When my call connects, she is in the middle of mixing up some cereal for her youngest child. She puts my call on speaker phone mode as she juggles her child, the phone call and the bowls she is using.

We talk – work, our Uncle down in London, Mother and her latest antics, her in-laws, and marriage; Kuti’s planned one and mine which doesn’t seem like happening any time soon.  She thinks I am not being intentional enough about it. In a way I think I agree. I am still trying to come to terms with the loss of EJ, but she insists I do not have a lot of time on my hands any more.

So going forward I am biting the bullet, trying to become more intentional about meeting and dating women, but first of all there is the small matter of an inquest that I need to get sorted. I need to ensure that what lessons there are to learn from Ej and the others are learned and put to use the next time around.

For Gracie…

For Gracie, who the genes took…

You never saw
the thirteenth summer through-
before the genes
claimed you.

You always were –
the sallow one, knuckle-
kneed, paper thin, but –
the lights in your
jaundiced eyes shone:
through pain and fear,
and hope and tears.

The strength in your voice
never dimmed, never waned,
until the genes – like a
belligerent marabout’s curse –
turned you,
to a mound of red-
dead earth

You never saw
the thirteenth summer through-
but like a wound left raw
We remember.

Free Food’s great…

Free food is great, especially when you are a confirmed bachelor with an aversion for cooking. I’m sure if my pots and pans have a choice they would  vote to have me back in their next ‘lives’. Such is the ease  of their lives! Providence must have decided to be kind to me though, as a few hours after complaining of feeling listless I got a phone call from my work buddy O to head off to the beach. He and I have an inside joke where I hail him as my mentor and he says I’m much too old to be mentored by him, and considering the boring lives we lead, hanging out is always a plus. Fast forward a few hours and we head off to the beach where we go to this Chinese buffet thingy at Jimmy Chung. Two huge cokes, lamb ribs, some curried rice and soup later, we could belch with satisfaction at a great days work – all for nine pounds. I should definitely do this again!

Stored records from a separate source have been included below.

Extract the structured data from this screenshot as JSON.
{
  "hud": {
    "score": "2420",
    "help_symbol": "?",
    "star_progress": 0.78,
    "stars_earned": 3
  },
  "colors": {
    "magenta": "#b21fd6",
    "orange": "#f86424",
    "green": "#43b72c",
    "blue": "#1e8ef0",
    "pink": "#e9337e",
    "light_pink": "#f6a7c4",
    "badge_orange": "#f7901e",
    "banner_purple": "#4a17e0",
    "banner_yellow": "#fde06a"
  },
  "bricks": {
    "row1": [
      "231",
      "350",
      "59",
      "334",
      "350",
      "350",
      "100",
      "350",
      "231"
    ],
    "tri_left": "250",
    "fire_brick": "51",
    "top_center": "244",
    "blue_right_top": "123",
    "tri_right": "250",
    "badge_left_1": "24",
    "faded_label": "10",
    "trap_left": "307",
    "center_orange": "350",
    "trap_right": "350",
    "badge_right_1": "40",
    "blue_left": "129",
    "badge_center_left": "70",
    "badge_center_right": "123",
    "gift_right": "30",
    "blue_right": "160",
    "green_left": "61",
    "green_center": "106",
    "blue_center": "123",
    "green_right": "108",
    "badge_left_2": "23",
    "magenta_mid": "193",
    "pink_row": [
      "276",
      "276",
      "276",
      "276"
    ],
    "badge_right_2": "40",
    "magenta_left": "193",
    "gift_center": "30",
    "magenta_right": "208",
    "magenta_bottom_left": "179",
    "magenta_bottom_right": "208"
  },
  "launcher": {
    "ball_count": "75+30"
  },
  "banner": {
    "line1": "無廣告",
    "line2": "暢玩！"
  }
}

10 years on..

My Uncle Fred was the nearly black sheep of Mother’s side of the family. Bloke had all the women purring over him and he lived for the attention. As recently as the year 2000, he still left his plates on the table after eating and Mother would use him as an example of how not to behave.

It was to my utmost surprise therefore, that in the midst of a phone call with me, Uncle Fred excused himself to go stir some soup he was making! Uncle Fred and cooking are about as diametrically opposed as they come..

Maybe its the UK life, or a strong wife, but that is a sea change… So much for the archetypicalundomesticated husband.


Caught up with Olu again – he and I sat down in the car, engines revving pouring our hearts out on the various issues in our lives. After being so similar for such a long time, our lives cannot be more divergent going forward. He is heading back to Nigeria semi-permanently, I am looking forward to yet another winter here.

Life is good though, and the time spent chatting up has thrown up a few new directions. That is what friends are for I suspect.

A spot of bother..

Mum is running scared. A lot more scared than even I am.. And she doesn’t know the full scale of the issue. All I have told her is that I may not be returning to my old job in Nigeria. The truth is that I have quit already. As is typical with her she is bothered; wondering if I have enough funds to survive the job search, if I am seeking temporary work whilst all my documentation pulls through, the whole lanyards.

I think, God willing, I have things covered- and barring any major glitches I should be fine. But she can’t understand the decision. Truth is I got totally fed up with the politics and the scheming, and decided a fresh start was in order. Still fingers crossed,  palms closed together, hoping and praying that it works out.